No, unfortunately, I do not do appraisals for free.
Q26. Where can I buy KOJI?
One major producer is Akita Konno Shoten, but they do not have a site, or ship overseas that I know of. Try the below contact: Recently, several brewers are experimenting with koji obtained from SakeOne Corporation in Oregon, with apparently significantly improved results. This koji can be purchased from F.H. Steinbarts for about $8.00 for a 2.5 lb. Batch. For more information call Steinbarts, at 503-232-8793. Also, koji spores (as opposed to completed koji) are also available from Vision Brewing in Australia. According to proprietor Brendan Tibbs, the product is available online for anyone, and is particularly suitable to the home brewer.

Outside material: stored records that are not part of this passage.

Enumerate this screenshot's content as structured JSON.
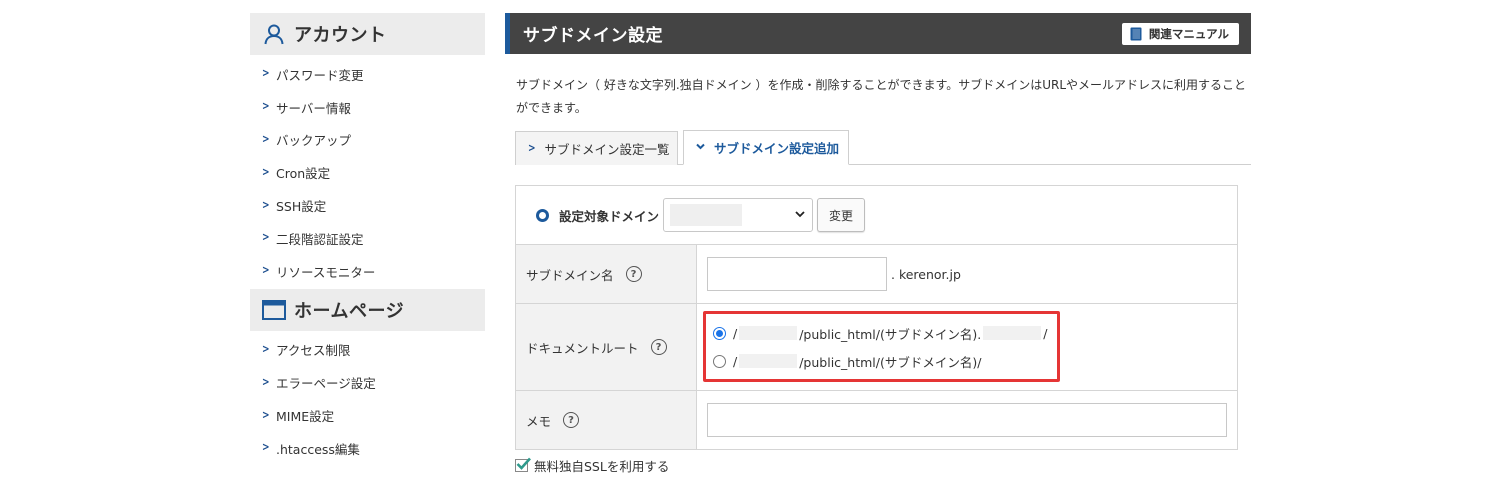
{
  "sidebar": {
    "account": {
      "title": "アカウント",
      "items": [
        "パスワード変更",
        "サーバー情報",
        "バックアップ",
        "Cron設定",
        "SSH設定",
        "二段階認証設定",
        "リソースモニター"
      ]
    },
    "homepage": {
      "title": "ホームページ",
      "items": [
        "アクセス制限",
        "エラーページ設定",
        "MIME設定",
        ".htaccess編集"
      ]
    }
  },
  "header": {
    "title": "サブドメイン設定",
    "manual_label": "関連マニュアル"
  },
  "description": "サブドメイン（ 好きな文字列.独自ドメイン ）を作成・削除することができます。サブドメインはURLやメールアドレスに利用することができます。",
  "tabs": [
    {
      "label": "サブドメイン設定一覧",
      "active": false
    },
    {
      "label": "サブドメイン設定追加",
      "active": true
    }
  ],
  "form": {
    "target_domain_label": "設定対象ドメイン",
    "change_button": "変更",
    "subdomain_label": "サブドメイン名",
    "subdomain_value": "",
    "subdomain_suffix": ". kerenor.jp",
    "docroot_label": "ドキュメントルート",
    "docroot_options": [
      {
        "prefix": "/",
        "path": "/public_html/(サブドメイン名).",
        "suffix": "/",
        "selected": true
      },
      {
        "prefix": "/",
        "path": "/public_html/(サブドメイン名)/",
        "suffix": "",
        "selected": false
      }
    ],
    "memo_label": "メモ",
    "memo_value": "",
    "help_mark": "?",
    "ssl_label": "無料独自SSLを利用する",
    "ssl_checked": true
  },
  "colors": {
    "accent": "#1d5a9c",
    "header_bg": "#444444",
    "highlight": "#e53535",
    "checkbox": "#2e9a8c"
  }
}
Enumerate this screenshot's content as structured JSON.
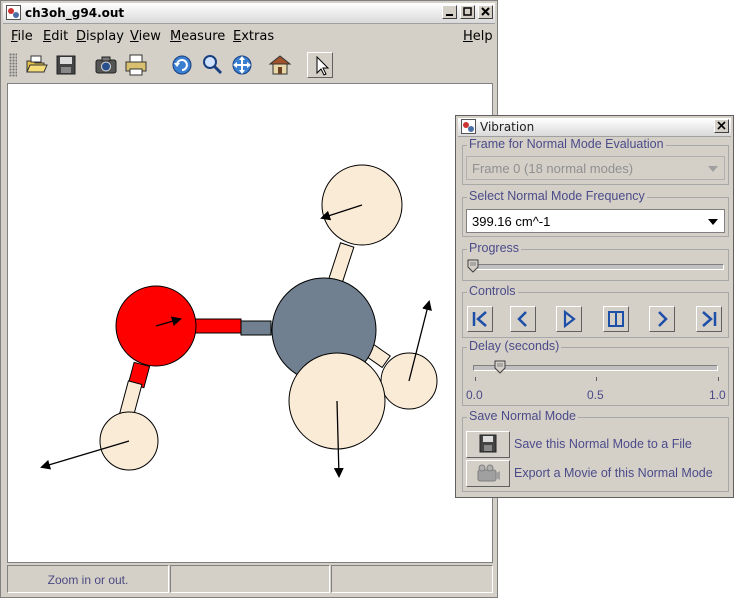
{
  "main_window": {
    "title": "ch3oh_g94.out",
    "menus": [
      "File",
      "Edit",
      "Display",
      "View",
      "Measure",
      "Extras",
      "Help"
    ],
    "toolbar": [
      "open-icon",
      "save-icon",
      "camera-icon",
      "print-icon",
      "rotate-icon",
      "zoom-icon",
      "translate-icon",
      "home-icon",
      "pointer-icon"
    ],
    "status": [
      "Zoom in or out.",
      "",
      ""
    ]
  },
  "vibration": {
    "title": "Vibration",
    "frame_group": {
      "label": "Frame for Normal Mode Evaluation",
      "value": "Frame 0 (18 normal modes)"
    },
    "freq_group": {
      "label": "Select Normal Mode Frequency",
      "value": "399.16 cm^-1"
    },
    "progress_group": {
      "label": "Progress",
      "value": 0
    },
    "controls_group": {
      "label": "Controls"
    },
    "delay_group": {
      "label": "Delay (seconds)",
      "min": "0.0",
      "mid": "0.5",
      "max": "1.0",
      "value": 0.1
    },
    "save_group": {
      "label": "Save Normal Mode",
      "save_file": "Save this Normal Mode to a File",
      "export_movie": "Export a Movie of this Normal Mode"
    }
  },
  "colors": {
    "oxygen": "#ff0000",
    "carbon": "#708090",
    "hydrogen": "#faebd7"
  }
}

Q27. Where Can I Learn More About Home-Brewing Sake?
If you have even a passing interest in brewing sake at home, you must check out The Sake Digest, a mailing list on sake home brewing maintained by Jim Liddil at email@example.com. On this list, issues both stylistic and technical, detailed and general, are discussed by enthusiastic and knowledgeable home brewers. Fred Eckhardt, easily the most experienced sake home-brewer in North America, regularly generously imparts his experience and wisdom to readers. A message is generated perhaps twice a week, so one in not inundated with information and countless emails. It is quite interesting to follow along with the apparently successful efforts of these brewers from a cyber-distance.
Q28. Where Can I Buy Organic Sake?

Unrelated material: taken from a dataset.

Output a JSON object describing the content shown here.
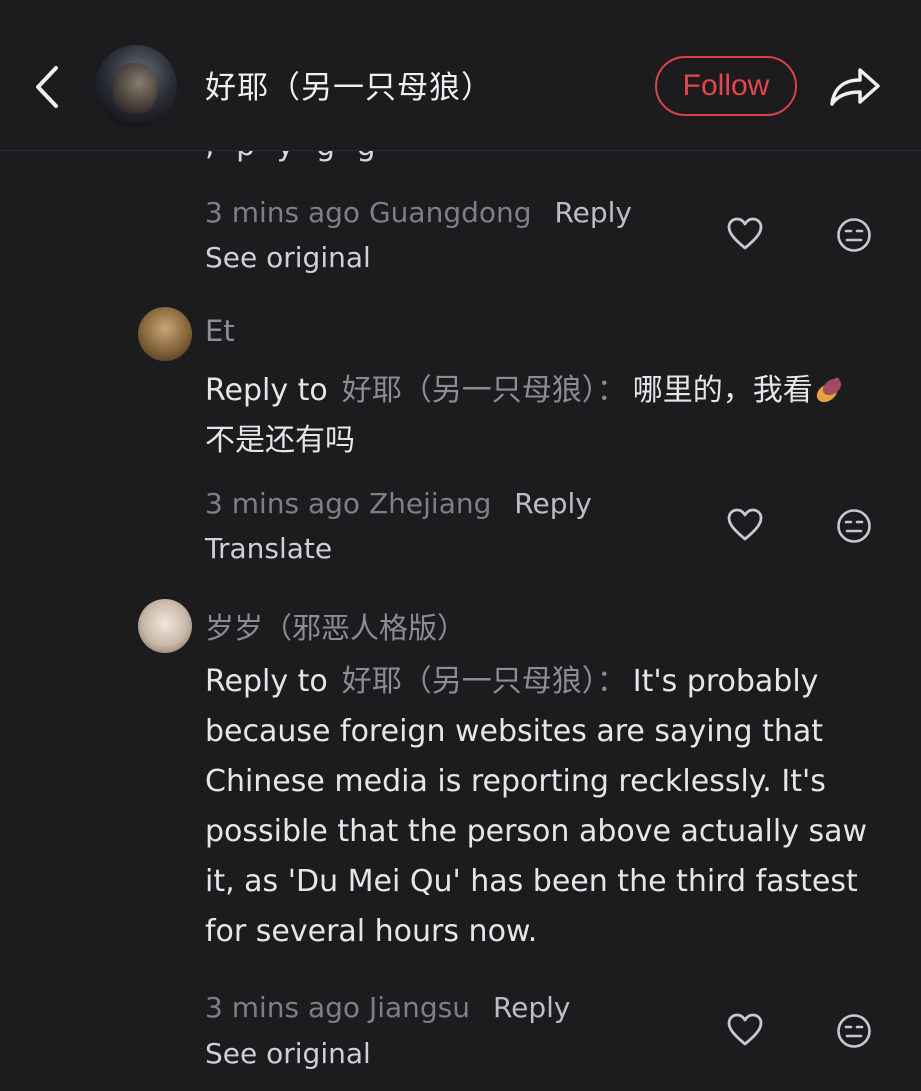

Not sure where to buy it but about 15 Japanese companies sell organic sake and one is Yuki no Bosha, which a Google search should bring up. It is in Akita Prefecture, Japan. They do export it to the US. Another is Dewatsuru. And recently it is being produced by SakeOne in Oregon, USA.
Q29. If I host a sake tasting party, and I intend to serve various different sake, how can one “clear the palette” between tastes?

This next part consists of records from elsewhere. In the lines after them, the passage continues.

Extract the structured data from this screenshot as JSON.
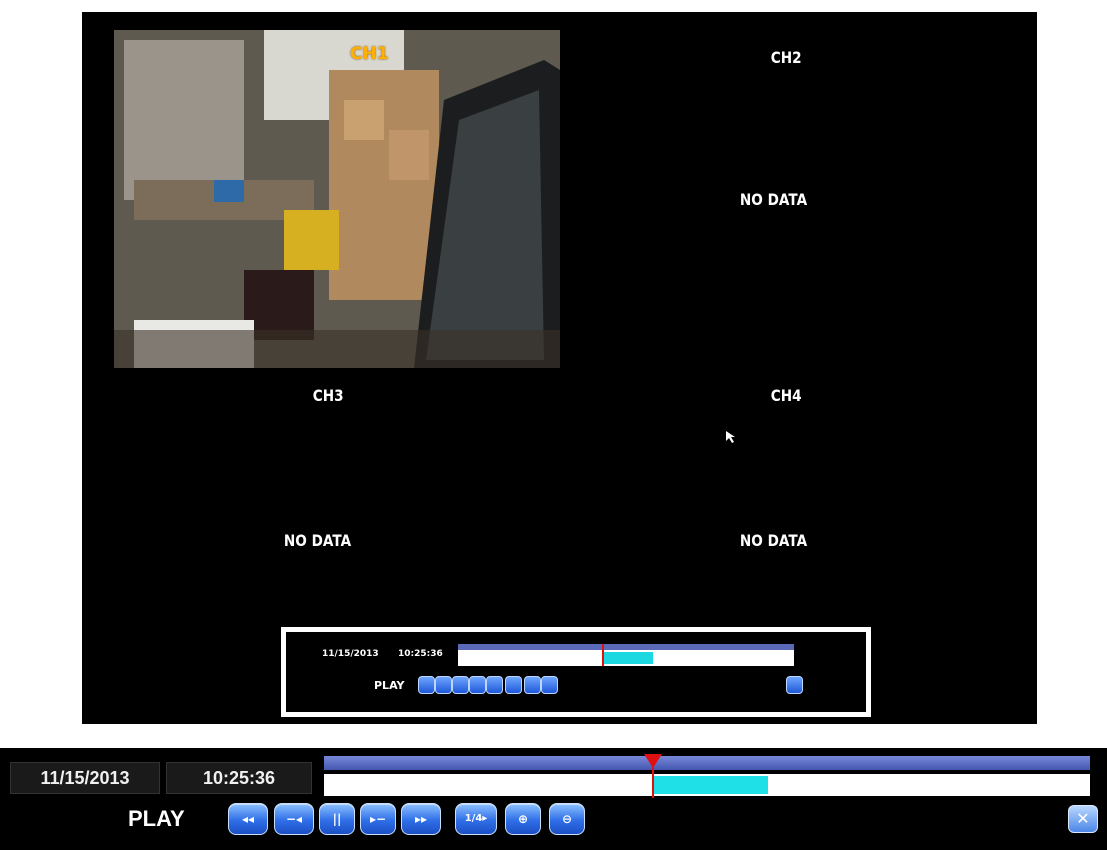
{
  "screen": {
    "channels": [
      {
        "label": "CH1"
      },
      {
        "label": "CH2",
        "status": "NO DATA"
      },
      {
        "label": "CH3",
        "status": "NO DATA"
      },
      {
        "label": "CH4",
        "status": "NO DATA"
      }
    ]
  },
  "mini_panel": {
    "date": "11/15/2013",
    "time": "10:25:36",
    "mode": "PLAY"
  },
  "control_bar": {
    "date": "11/15/2013",
    "time": "10:25:36",
    "mode": "PLAY",
    "buttons": [
      {
        "icon": "fast-rewind-icon",
        "glyph": "◂◂"
      },
      {
        "icon": "step-back-icon",
        "glyph": "−◂"
      },
      {
        "icon": "pause-icon",
        "glyph": "||"
      },
      {
        "icon": "step-forward-icon",
        "glyph": "▸−"
      },
      {
        "icon": "fast-forward-icon",
        "glyph": "▸▸"
      },
      {
        "icon": "speed-icon",
        "glyph": "1/4▸"
      },
      {
        "icon": "zoom-in-icon",
        "glyph": "⊕"
      },
      {
        "icon": "zoom-out-icon",
        "glyph": "⊖"
      }
    ],
    "close_glyph": "✕"
  },
  "timeline": {
    "playhead_fraction": 0.43,
    "recorded_segment": {
      "start_fraction": 0.43,
      "end_fraction": 0.58
    }
  },
  "colors": {
    "accent_blue": "#2f6fe8",
    "recorded_cyan": "#1ee0e6",
    "playhead_red": "#e01010",
    "ch1_label": "#ffb000"
  }
}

First, get buckets to spit into. Most professional tasters do not DRINK the sake; they pour just a little into their tasting cup (any type of guinomi will do), sniff it carefully, then sip it, swirl it around in their mouth, then spit it out into the bucket. Then they write their tasting notes. Second, have plenty of bottled water available. In between tasting different sake, many professional tasters simply drink water to cleanse their palette.
Q30. Vegetarian Sake. As a sake lover and a new vegan, I need to find sakes that do not use any animal product in their brewing and refining. Can you give me any information on how to double check a sake as “vegan-friendly?”
Most sake does not use gelatin finings, although we cannot determine what does and what does not, and there is no way to know from the label. Powdered active charcoal is used for fining of most Japanese sake . This is made from (as far as we know) wood and plants, but we cannot be sure about all stuff at all places. Sake called “muroka” is unfiltered and unfined so that would be a safe bet.
Q31. What is the sugar content of sake, and how many calories are there in a typical serving of sake?
There are between 180 and 240 calories, or 20 to 27 grams of carbohydrates, in 5.5 oz glass of sake. Protein and fat are negligible. During the brewing of sake, the yeast cells eat the natural sugar created by the starches in the rice and give off alcohol and carbon dioxide. The starch-to-sugar conversion, and the fermentation of that sugar, take place simultaneously in the same tank. This makes sake unique; in other beverages the conversion to sugar occurs first, and fermentation later. Also, another important parameter to be aware of is the Nihonshu-do. Also called the Sake Meter Value (abbreviated SMV) in English, this is the specific gravity of a sake. It indicates how much of the sugars created from the starches in the rice were converted to alcohol, and how much remained to contribute to sweetness. By ancient convention, the higher the number, the drier the sake. What is the range? In theory, it is open-ended. In practice, + 10 or so is quite dry, -4 or so is quite sweet, and +3 or so is neutral. Keep in mind this parameter is affected by acidity, temperature, accompanying food, and a host of other factors so that it is limited in its usefulness.
Any other questions? Please contact John.